As Irene Curtis, President of the Superintendents’ Association, regularly points out, superintendents are senior operational leaders, not desk-bound administrators and, in my opinion, the key weakness in the proposed scheme is that, regardless of their competence, Direct Entrants at Superintendent level will have no operational or personal credibility.  They will not have completed the two-year probation period which marks an officer’s rite of passage and as a result staff will have no confidence in them (and their supervisors are likely to be similarly sceptical).  These superintendents will be persistently undermined as inspectors and chief inspectors repeatedly second-guess them, seek second opinions or ridicule decisions made without what is perceived to be an adequate knowledge of either the policing or the community landscape.  This continual undermining will destabilise a system based on mutual trust and respect.  It will also lead to a form of persistent bullying which will in itself have a detrimental effect on the ability of the Direct Entrant to perform his/her task effectively as s/he becomes increasingly reluctant to trust their own judgment and confidence ebbs away.

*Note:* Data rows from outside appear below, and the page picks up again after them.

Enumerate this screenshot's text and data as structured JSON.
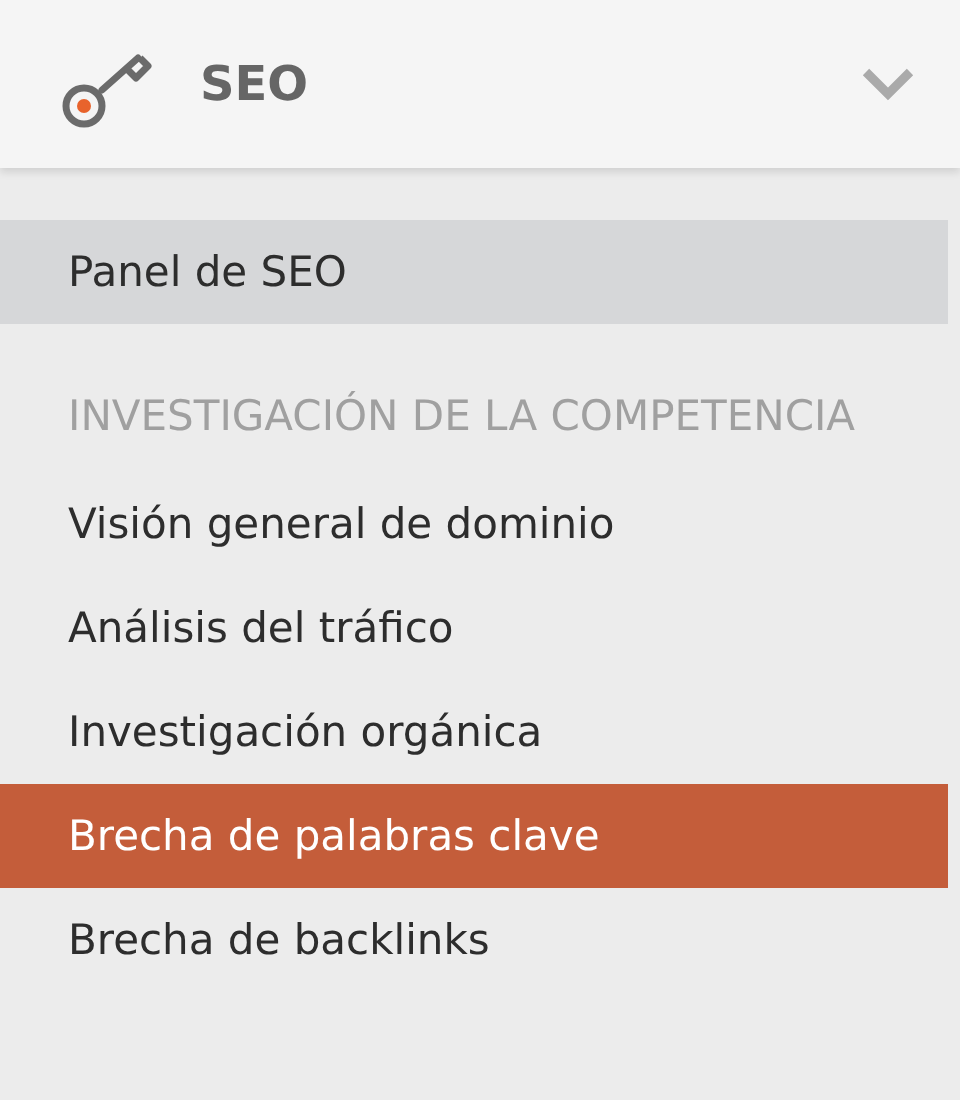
{
  "header": {
    "title": "SEO",
    "expanded": true
  },
  "menu": [
    {
      "kind": "item",
      "label": "Panel de SEO",
      "selected": false,
      "highlighted": true
    },
    {
      "kind": "heading",
      "label": "INVESTIGACIÓN DE LA COMPETENCIA"
    },
    {
      "kind": "item",
      "label": "Visión general de dominio",
      "selected": false,
      "highlighted": false
    },
    {
      "kind": "item",
      "label": "Análisis del tráfico",
      "selected": false,
      "highlighted": false
    },
    {
      "kind": "item",
      "label": "Investigación orgánica",
      "selected": false,
      "highlighted": false
    },
    {
      "kind": "item",
      "label": "Brecha de palabras clave",
      "selected": true,
      "highlighted": false
    },
    {
      "kind": "item",
      "label": "Brecha de backlinks",
      "selected": false,
      "highlighted": false
    }
  ]
}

I write with no little knowledge of what I speak.  I joined Her Majesty’s Prison Service on an Accelerated Promotion scheme.  I had a degree and four years’ work experience in three different countries.  The expectation was that I would reach the grade of Prison Governor V within three years and IV within 6 years, which I did.  However, the fundamentals were learned during the two years I spent as a prison officer at HMP Brixton.  I won’t pretend that these were the best years of my life.  Far from it.  But they were the years in which I learned the craft of being a prison officer, knowledge and skills which even today stand me in good stead. 


I learned the rules and regulations and, more importantly, how easily these could be abused.  I learned how to relate to prisoners, what made officers tick and how to manage upwards.  I learned the tricks of the trade, the Spanish practices and where the skeletons were likely to be buried.  Two years was long enough for officers to occasionally forget that I wasn’t one of them, that my name was written first in the red ink that marked me out as a female officer (in common parlance, a “slit-arse”) in an almost wholly male environment and with asterisks to indicate my much-despised accelerated status.  It was long enough for me to experience the nervous energy of an alarm bell, the boredom of a night shift, the jitteriness of unlock, the endlessness of a day at court, the black humour of a bed-watch, the complexities of the relationships between prisoners, between staff and between staff and prisoners as well as the formal and informal hierarchies that impact so profoundly on institutionalised lives. It was long enough for me to learn how to talk the talk and walk the walk.  It was long enough for me to have to choose between my principles and an easy life and so experience the terror of being “sent to Coventry”.  It was long enough that, when I was promoted not to senior but directly to principal officer, there were very few duties that I had not undertaken and very little wool that could be pulled over my eyes.


These are irreplaceable skills and the suggestion that such formative experiences should be ignored is fundamental to my concerns about direct entry.  My fear is that because Direct Entry superintendents will lack familiarity with policing and with police officers, there will be an automatic if unjustified absence of trust and respect, leaving a vacuum that will fill itself with envy and suspicion.  This is where the danger lies, not just for the police but also for the public at large, and it is in no way evident to me that the Government has taken this aspect on board during their consultation. 


There is still time to change the plans but I have little expectation that this will happen.  The College of Policing is due to report back in five years and it will be interesting to see if this aspect forms part of their re-considerations.  There is the risk that, by then, much corporate wisdom will already have been lost and many promising Direct Entrants will have been quelled into mediocrity but there is still time for those with an interest in good governance and excellent leadership to keep on playing the ball.


Rachel Rogers